* I told subscribers about this earlier in the week…
Even if indicted state Rep. Derrick Smith is expelled from the Illinois House, nothing stops voters from putting the Chicago Democrat back in the Legislature in the November general election.
“There’s nothing in the election code prohibiting someone expelled from seeking re-election,” said Steve Sandvoss, general counsel for the Illinois State Board of Elections. […]
But the Illinois Constitution, which outlines how a legislator can be expelled, is silent on expulsion concerning re-election eligibility, said Kent Redfield, political science professor at the University of Illinois at Springfield.
“All the Legislature can do is affect his current status,” Redfield said.
However, Redfield noted that if Smith is expelled, but not convicted by the federal government on the bribery charge before the election, the House could vote to not seat Smith after a general election win. Like an expulsion, two-thirds of the House must vote to prevent Smith from being sworn into the General Assembly.
If Smith is found guilty of the felony in federal court, he is ineligible to serve in the Legislature until after completing his punishment.
* Meanwhile, the Legislative Research Unit has found three other cases of House members facing punishment by their own chamber…
- Rep. Frank Comerford, D-Chicago, wasn’t accused of corrupt activities. What got him in hot water was claiming that other lawmakers were corrupt.
After alleging “wholesale corruption” at the Statehouse in 1905, Comerford couldn’t back his claims and was expelled from the House because he “besmirched the good name and reputation of this General Assembly.” He was then elected to fill the vacancy created by his expulsion and returned to the House less than two months after leaving.
- In 1935, Republican Reps. Richard J. Lyons and Lottie Holman O’Neill, from Lake County and DuPage County, filed a resolution criticizing President Franklin Roosevelt and Gov. Henry Horner, both Democrats. The next day, a fellow legislator introduced a resolution saying Lyons and O’Neill were unworthy of membership in the House. Lyons publicly apologized, the critical resolution was erased from the records and no further action was taken on the resolution saying the two weren’t fit for the House.
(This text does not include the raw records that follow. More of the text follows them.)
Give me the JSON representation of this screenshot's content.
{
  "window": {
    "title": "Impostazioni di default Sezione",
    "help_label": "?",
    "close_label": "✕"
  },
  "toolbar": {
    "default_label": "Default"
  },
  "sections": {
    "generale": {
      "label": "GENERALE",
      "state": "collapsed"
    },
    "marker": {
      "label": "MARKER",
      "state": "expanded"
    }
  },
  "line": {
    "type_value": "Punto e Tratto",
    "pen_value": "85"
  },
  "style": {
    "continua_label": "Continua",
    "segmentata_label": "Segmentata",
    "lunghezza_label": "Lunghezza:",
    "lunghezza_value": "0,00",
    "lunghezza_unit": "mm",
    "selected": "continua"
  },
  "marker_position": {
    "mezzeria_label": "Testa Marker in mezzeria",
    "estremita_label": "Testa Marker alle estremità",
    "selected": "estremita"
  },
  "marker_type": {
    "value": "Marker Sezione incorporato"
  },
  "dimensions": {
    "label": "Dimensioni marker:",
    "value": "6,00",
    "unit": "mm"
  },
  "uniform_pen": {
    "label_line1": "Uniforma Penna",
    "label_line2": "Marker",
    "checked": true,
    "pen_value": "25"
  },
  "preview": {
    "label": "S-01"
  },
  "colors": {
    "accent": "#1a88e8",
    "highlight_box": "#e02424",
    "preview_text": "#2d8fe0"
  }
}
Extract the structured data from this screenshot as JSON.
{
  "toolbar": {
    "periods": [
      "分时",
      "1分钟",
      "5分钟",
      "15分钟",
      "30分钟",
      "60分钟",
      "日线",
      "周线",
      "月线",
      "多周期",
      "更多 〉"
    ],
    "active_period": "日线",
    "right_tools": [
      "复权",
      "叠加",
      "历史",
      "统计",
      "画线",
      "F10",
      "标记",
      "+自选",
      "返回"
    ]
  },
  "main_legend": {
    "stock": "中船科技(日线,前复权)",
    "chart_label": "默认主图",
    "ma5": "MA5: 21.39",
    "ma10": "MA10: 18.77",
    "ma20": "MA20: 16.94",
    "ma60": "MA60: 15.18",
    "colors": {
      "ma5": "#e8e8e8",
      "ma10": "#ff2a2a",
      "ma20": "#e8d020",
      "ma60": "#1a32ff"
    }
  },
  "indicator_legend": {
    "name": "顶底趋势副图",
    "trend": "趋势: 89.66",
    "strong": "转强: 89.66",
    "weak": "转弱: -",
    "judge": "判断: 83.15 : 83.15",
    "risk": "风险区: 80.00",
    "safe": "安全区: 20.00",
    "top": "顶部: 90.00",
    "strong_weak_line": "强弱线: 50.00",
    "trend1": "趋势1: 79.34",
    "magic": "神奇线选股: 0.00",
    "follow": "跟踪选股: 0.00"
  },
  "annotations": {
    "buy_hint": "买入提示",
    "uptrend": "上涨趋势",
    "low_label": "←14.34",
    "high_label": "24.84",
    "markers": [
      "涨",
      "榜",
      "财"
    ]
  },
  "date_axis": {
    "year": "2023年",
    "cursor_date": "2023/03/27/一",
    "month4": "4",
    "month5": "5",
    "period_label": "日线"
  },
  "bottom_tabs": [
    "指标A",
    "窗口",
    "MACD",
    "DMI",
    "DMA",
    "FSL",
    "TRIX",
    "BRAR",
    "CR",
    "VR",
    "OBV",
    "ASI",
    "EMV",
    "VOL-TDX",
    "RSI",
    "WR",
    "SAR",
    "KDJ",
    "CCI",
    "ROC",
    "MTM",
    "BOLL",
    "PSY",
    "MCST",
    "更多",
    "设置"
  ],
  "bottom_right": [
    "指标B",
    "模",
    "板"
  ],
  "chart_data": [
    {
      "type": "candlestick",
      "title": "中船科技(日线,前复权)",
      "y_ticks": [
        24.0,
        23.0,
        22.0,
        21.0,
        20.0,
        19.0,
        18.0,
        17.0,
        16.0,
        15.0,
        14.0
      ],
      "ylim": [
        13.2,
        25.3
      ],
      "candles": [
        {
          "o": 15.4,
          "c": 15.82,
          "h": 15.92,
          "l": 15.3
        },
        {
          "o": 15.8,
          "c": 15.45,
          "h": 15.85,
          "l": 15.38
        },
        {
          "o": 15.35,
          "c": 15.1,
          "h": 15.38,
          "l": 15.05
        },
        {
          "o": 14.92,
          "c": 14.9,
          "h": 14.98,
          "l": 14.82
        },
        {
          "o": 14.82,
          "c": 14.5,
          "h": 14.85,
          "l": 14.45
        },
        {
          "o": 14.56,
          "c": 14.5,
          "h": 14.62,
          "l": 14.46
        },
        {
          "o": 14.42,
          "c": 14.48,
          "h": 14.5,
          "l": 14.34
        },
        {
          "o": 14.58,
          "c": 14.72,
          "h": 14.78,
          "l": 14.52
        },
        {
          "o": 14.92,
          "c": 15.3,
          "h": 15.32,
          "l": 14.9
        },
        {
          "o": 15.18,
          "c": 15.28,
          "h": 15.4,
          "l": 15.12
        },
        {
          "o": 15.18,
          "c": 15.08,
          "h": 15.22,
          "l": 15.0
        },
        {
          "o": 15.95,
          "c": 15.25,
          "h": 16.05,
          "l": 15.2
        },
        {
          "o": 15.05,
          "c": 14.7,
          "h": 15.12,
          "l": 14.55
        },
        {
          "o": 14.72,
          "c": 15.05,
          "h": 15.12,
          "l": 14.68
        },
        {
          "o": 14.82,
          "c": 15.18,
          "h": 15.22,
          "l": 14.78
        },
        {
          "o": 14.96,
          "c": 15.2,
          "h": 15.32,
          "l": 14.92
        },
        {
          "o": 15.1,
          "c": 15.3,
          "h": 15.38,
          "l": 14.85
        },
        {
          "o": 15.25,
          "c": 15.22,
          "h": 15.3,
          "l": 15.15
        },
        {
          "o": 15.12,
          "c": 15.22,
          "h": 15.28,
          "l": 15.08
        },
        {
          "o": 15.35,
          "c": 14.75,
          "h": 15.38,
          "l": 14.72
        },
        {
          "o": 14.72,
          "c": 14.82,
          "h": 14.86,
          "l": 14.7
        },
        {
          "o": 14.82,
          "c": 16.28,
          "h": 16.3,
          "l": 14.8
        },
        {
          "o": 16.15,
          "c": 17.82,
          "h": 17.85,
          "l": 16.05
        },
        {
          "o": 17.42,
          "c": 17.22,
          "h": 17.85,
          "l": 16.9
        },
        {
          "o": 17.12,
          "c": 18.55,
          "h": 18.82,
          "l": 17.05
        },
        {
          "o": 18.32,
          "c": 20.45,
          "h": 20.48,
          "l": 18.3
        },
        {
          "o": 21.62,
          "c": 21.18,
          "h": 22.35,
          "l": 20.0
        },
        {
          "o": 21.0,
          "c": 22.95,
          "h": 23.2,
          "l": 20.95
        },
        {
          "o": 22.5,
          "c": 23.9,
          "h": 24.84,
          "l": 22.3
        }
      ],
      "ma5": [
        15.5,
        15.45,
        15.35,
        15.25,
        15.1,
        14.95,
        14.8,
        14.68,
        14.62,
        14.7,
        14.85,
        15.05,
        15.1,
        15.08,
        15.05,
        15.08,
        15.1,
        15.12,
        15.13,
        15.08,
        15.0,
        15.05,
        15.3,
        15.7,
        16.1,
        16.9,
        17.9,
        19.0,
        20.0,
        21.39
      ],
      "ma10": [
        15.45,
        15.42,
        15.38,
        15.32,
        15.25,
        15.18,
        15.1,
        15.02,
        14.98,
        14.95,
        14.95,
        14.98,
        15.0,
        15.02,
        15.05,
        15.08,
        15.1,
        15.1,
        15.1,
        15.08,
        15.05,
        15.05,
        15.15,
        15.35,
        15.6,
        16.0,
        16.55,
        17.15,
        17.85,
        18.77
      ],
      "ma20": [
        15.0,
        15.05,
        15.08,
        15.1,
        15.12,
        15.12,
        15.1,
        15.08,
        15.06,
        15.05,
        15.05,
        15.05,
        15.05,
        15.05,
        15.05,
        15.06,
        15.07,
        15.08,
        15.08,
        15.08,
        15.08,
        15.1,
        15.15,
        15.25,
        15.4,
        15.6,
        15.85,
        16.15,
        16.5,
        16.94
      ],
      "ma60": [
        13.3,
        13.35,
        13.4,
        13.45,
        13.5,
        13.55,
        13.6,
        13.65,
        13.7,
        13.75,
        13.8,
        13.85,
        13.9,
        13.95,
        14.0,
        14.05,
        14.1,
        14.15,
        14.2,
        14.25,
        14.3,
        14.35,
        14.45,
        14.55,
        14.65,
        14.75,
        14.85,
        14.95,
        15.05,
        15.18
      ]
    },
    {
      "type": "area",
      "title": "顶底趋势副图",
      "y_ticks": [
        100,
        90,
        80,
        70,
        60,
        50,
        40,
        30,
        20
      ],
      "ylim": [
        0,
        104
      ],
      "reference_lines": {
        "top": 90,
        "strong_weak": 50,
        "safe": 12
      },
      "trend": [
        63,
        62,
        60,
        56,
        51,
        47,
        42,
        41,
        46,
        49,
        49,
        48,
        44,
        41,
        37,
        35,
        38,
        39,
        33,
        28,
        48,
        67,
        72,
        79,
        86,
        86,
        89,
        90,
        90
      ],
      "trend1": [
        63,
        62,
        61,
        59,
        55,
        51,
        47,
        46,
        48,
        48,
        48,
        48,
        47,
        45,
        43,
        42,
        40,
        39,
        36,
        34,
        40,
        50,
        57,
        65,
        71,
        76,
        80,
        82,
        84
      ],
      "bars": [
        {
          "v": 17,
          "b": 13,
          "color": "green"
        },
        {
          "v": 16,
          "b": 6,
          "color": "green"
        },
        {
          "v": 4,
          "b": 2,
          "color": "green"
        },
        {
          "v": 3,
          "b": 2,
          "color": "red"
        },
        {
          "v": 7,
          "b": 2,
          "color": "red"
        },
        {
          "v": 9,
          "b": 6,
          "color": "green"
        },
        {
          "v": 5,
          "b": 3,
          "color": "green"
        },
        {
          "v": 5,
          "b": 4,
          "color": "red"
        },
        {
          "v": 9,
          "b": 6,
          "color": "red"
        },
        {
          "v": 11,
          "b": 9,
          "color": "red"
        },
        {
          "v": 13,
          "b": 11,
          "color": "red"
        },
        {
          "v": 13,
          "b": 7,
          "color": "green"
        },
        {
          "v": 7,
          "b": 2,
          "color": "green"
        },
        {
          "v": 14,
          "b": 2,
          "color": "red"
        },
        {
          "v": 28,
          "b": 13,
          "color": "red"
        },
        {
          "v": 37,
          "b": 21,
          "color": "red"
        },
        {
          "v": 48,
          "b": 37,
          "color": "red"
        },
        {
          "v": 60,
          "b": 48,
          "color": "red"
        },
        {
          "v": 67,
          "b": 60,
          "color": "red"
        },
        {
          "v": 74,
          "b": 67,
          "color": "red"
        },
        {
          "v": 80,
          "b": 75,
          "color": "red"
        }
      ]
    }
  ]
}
- House Majority Leader Gerald Shea, a Cook County Democrat, was accused in 1976 of violating ethics laws by serving as an attorney for the Illinois State Medical Society and simultaneously introducing malpractice legislation that could affect the society. Shea was exonerated 153-7.